“Save your child,” he told her. “I must help the king.”
She didn’t hesitate. She ran as fast as she could to where her child lay screaming.
“Mom-my!” she hiccup.
“Come on, my dear one. Daddy has come to save us.” She scooped her child up in her arms and made a mad dash for the safety of the trees.
Eric, meanwhile, found himself a stroke of luck. He was directly behind Rumpelstiltskin whose attention was fully on the king and the royal army. Using all his skills as a woodsman, he snuck up completely unnoticed until he stood only a few feet from the horrible man. With all the strength he could muster, he plunged his hunting knife deep into the evil man’s exposed, unguarded back.
Rumpelstiltskin roared, flailed his arms, and flung his attacker back.
That was all the distraction King Lancer needed. He drove his sword forward, burying it up to the hilt through Rumpelstiltskin’s heart.
In a final act of defiance, Rumpelstiltskin tore himself in two, causing his own end.
“Arabella! Aaleyah!” King Lancer cried worriedly.
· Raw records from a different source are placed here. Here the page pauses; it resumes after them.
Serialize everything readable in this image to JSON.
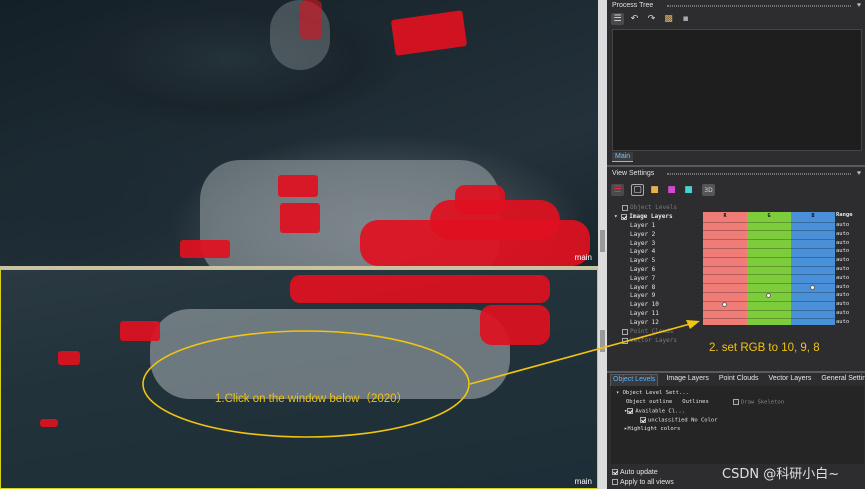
{
  "views": {
    "top_label": "main",
    "bottom_label": "main"
  },
  "process_tree": {
    "title": "Process Tree",
    "tab": "Main"
  },
  "view_settings": {
    "title": "View Settings",
    "three_d_label": "3D",
    "tree": {
      "object_levels": "Object Levels",
      "image_layers": "Image Layers",
      "layers": [
        "Layer 1",
        "Layer 2",
        "Layer 3",
        "Layer 4",
        "Layer 5",
        "Layer 6",
        "Layer 7",
        "Layer 8",
        "Layer 9",
        "Layer 10",
        "Layer 11",
        "Layer 12"
      ],
      "point_clouds": "Point Clouds",
      "vector_layers": "Vector Layers"
    },
    "columns": [
      "R",
      "G",
      "B"
    ],
    "range_header": "Range",
    "range_value": "auto",
    "selected": {
      "R": "Layer 10",
      "G": "Layer 9",
      "B": "Layer 8"
    },
    "colors": {
      "R": "#f07c78",
      "G": "#7ccc3c",
      "B": "#4a90d8"
    }
  },
  "bottom_tabs": [
    "Object Levels",
    "Image Layers",
    "Point Clouds",
    "Vector Layers",
    "General Settings"
  ],
  "object_levels_tree": {
    "row1": "Object Level Sett...",
    "row2_label": "Object outline",
    "row2_value": "Outlines",
    "row2_extra": "Draw Skeleton",
    "row3": "Available Cl...",
    "row4_label": "unclassified",
    "row4_value": "No Color",
    "row5": "Highlight colors"
  },
  "footer": {
    "auto_update": "Auto update",
    "apply_all": "Apply to all views"
  },
  "annotations": {
    "step1": "1.Click on the window below（2020）",
    "step2": "2. set RGB to 10, 9, 8",
    "accent": "#f1c40f"
  },
  "watermark": "CSDN @科研小白~"
}
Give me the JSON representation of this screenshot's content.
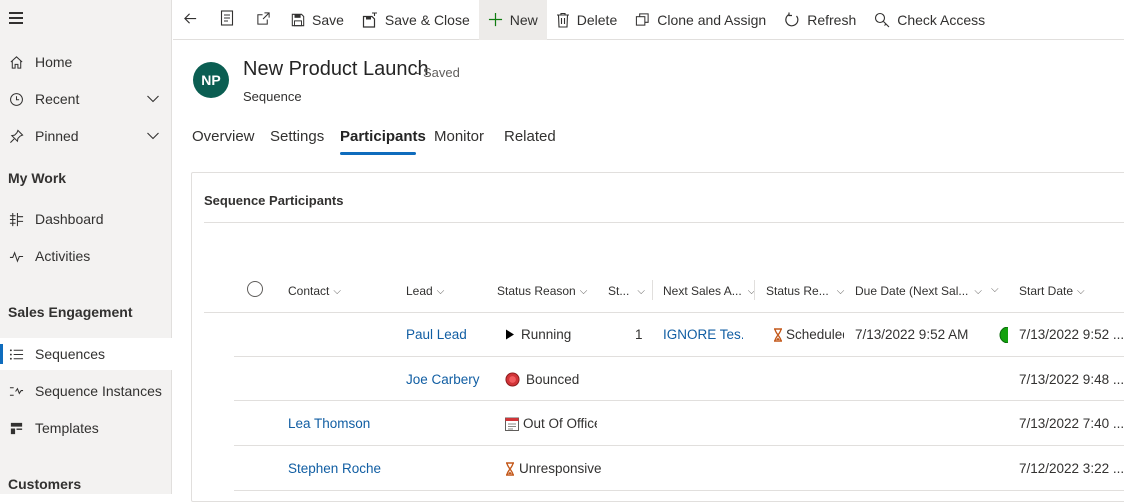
{
  "sidebar": {
    "items": [
      {
        "label": "Home"
      },
      {
        "label": "Recent"
      },
      {
        "label": "Pinned"
      }
    ],
    "my_work_header": "My Work",
    "my_work_items": [
      {
        "label": "Dashboard"
      },
      {
        "label": "Activities"
      }
    ],
    "sales_header": "Sales Engagement",
    "sales_items": [
      {
        "label": "Sequences"
      },
      {
        "label": "Sequence Instances"
      },
      {
        "label": "Templates"
      }
    ],
    "customers_header": "Customers"
  },
  "toolbar": {
    "save": "Save",
    "save_close": "Save & Close",
    "new": "New",
    "delete": "Delete",
    "clone_assign": "Clone and Assign",
    "refresh": "Refresh",
    "check_access": "Check Access"
  },
  "record": {
    "avatar": "NP",
    "title": "New Product Launch",
    "status": "- Saved",
    "type": "Sequence"
  },
  "tabs": [
    {
      "label": "Overview"
    },
    {
      "label": "Settings"
    },
    {
      "label": "Participants"
    },
    {
      "label": "Monitor"
    },
    {
      "label": "Related"
    }
  ],
  "section": {
    "title": "Sequence Participants"
  },
  "grid": {
    "columns": [
      {
        "label": "Contact"
      },
      {
        "label": "Lead"
      },
      {
        "label": "Status Reason"
      },
      {
        "label": "St..."
      },
      {
        "label": "Next Sales A..."
      },
      {
        "label": "Status Re..."
      },
      {
        "label": "Due Date (Next Sal..."
      },
      {
        "label": ""
      },
      {
        "label": "Start Date"
      }
    ],
    "rows": [
      {
        "contact": "",
        "lead": "Paul Lead",
        "status_reason": "Running",
        "step": "1",
        "next_sales": "IGNORE Tes...",
        "status_re": "Scheduled",
        "due_date": "7/13/2022 9:52 AM",
        "start_date": "7/13/2022 9:52 ..."
      },
      {
        "contact": "",
        "lead": "Joe Carbery",
        "status_reason": "Bounced",
        "step": "",
        "next_sales": "",
        "status_re": "",
        "due_date": "",
        "start_date": "7/13/2022 9:48 ..."
      },
      {
        "contact": "Lea Thomson",
        "lead": "",
        "status_reason": "Out Of Office",
        "step": "",
        "next_sales": "",
        "status_re": "",
        "due_date": "",
        "start_date": "7/13/2022 7:40 ..."
      },
      {
        "contact": "Stephen Roche",
        "lead": "",
        "status_reason": "Unresponsive",
        "step": "",
        "next_sales": "",
        "status_re": "",
        "due_date": "",
        "start_date": "7/12/2022 3:22 ..."
      }
    ]
  },
  "colors": {
    "accent": "#0f6cbd",
    "link": "#115ea3",
    "avatar_bg": "#0b5e52",
    "running_icon": "#000000",
    "bounced_icon": "#d13438",
    "progress_green": "#13a10e",
    "hourglass": "#c4591b"
  }
}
“We’re here!” the queen called. She ran into her husband’s outstretched arms and let him kiss her deeply.
“I’m so glad you’re both safe,” he said stepping back to place a kiss on his daughter’s forehead.
“We almost weren’t.”
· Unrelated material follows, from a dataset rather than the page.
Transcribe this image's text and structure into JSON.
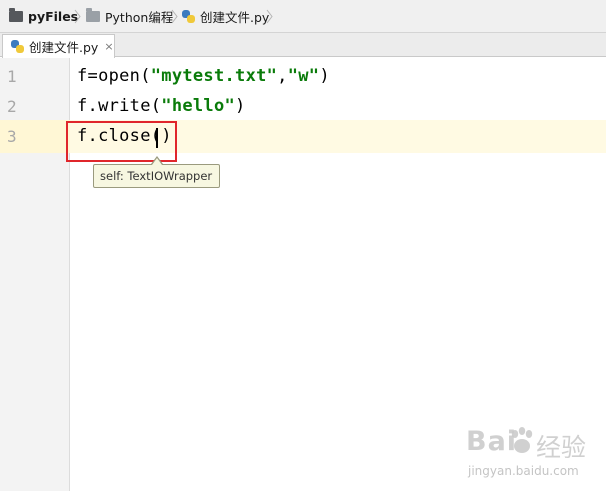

“It’s all thanks to Eric. That boy’s a hero twice over. He’s done so much for us.”
Queen Arabella looked around at the carnage, tears in her eyes. “How horrible. So many deaths.”
“Where is he?” Aaleyah asked suddenly.
“He? Who?” King Lancer asked kneeling down to look his daughter in the eye.
“The boy with the green eyes.”
Sure enough, upon looking around more closely, Eric was nowhere to be seen.
“Oh, Lancer, you don’t think...?”
“He can’t be dead,” King Lancer said sternly.
They found him lying unconscious against a tree.
“Eric? Wake up child,” Queen Arabella said softly.
Slowly, he opened his eyes. He looked at the king, and then the queen. “Did we win?” he asked groggily.
Princess Aaleyah threw her arms around his waist. “You’re okay!” she said happily.
The king laughed. “Yes, we won. It’s all thanks to you.”
Eric smiled at them, and then at the young princess still wrapped around him.
The kingdom was saved from a terrible curse that spanned across generations. With the cycle broken, Douran finally had true peace.
Eric was made a hero and when they grew up, he and Princess Aaleyah were married. King Lancer and Queen Arabella were the greatest rulers Douran had ever seen.
And they all lived happily ever after.